◆ YOUR GOAL:
Below are records; count how many of their lines contain the word "kind" and give the number alone.

§ §

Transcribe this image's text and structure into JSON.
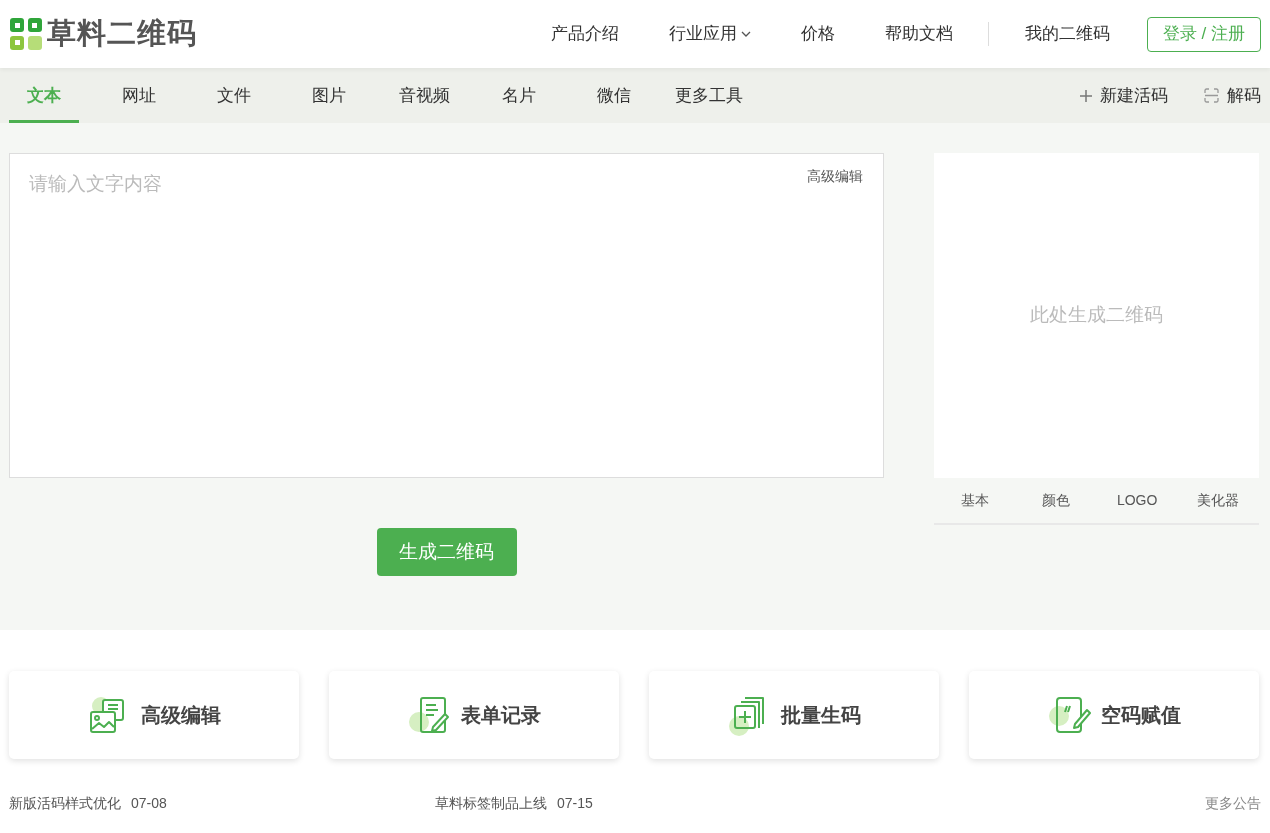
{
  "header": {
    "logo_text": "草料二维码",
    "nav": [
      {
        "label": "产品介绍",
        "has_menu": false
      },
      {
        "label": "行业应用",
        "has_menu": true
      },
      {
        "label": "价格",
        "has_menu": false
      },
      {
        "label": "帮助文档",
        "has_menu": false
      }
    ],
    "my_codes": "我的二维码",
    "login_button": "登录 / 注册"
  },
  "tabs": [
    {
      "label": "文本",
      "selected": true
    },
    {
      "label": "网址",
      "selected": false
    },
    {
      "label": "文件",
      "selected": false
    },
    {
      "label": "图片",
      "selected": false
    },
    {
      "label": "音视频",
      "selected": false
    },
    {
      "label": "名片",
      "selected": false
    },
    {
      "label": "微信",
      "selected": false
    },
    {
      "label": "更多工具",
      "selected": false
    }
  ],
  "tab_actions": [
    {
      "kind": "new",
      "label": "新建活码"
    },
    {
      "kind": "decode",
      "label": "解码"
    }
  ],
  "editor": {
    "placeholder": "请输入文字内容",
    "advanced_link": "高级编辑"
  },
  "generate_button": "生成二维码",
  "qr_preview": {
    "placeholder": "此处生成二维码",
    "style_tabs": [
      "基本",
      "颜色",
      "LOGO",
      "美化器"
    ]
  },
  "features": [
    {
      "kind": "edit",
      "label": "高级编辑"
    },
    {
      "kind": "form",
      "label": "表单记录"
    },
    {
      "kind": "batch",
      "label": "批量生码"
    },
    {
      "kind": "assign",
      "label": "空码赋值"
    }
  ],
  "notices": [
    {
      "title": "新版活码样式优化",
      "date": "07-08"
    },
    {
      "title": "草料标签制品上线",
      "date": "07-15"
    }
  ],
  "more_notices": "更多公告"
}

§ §

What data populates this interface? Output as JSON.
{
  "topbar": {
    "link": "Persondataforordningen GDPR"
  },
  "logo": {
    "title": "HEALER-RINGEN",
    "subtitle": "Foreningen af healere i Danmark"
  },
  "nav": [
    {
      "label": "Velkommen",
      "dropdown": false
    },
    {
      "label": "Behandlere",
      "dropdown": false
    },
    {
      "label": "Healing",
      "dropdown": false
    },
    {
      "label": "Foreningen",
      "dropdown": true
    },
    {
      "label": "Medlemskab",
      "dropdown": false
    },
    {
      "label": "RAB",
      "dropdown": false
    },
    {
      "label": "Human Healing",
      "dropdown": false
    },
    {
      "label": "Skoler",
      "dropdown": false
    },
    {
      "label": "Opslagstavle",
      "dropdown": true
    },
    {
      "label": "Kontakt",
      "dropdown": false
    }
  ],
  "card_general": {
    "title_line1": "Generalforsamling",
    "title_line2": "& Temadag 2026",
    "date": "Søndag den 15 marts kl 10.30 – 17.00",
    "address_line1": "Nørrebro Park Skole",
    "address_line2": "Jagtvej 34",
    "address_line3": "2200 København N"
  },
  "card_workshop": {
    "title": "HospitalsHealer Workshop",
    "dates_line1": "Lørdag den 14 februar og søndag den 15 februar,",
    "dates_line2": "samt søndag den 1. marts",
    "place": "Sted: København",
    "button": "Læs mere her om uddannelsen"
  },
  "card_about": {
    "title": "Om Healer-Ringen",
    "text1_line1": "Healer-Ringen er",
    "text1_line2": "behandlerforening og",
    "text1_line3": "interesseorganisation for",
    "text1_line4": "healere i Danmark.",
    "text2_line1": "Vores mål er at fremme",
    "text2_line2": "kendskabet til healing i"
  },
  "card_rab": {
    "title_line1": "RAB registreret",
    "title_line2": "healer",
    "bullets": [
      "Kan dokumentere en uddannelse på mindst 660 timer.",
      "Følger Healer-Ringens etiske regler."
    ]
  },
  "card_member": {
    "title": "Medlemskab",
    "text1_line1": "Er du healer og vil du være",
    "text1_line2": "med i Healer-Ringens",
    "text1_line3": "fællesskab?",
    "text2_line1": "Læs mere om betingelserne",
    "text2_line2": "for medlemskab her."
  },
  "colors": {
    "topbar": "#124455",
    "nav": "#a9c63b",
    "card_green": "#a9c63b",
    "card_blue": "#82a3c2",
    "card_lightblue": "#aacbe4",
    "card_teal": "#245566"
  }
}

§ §

◆ THE COMPLETED TASK:
6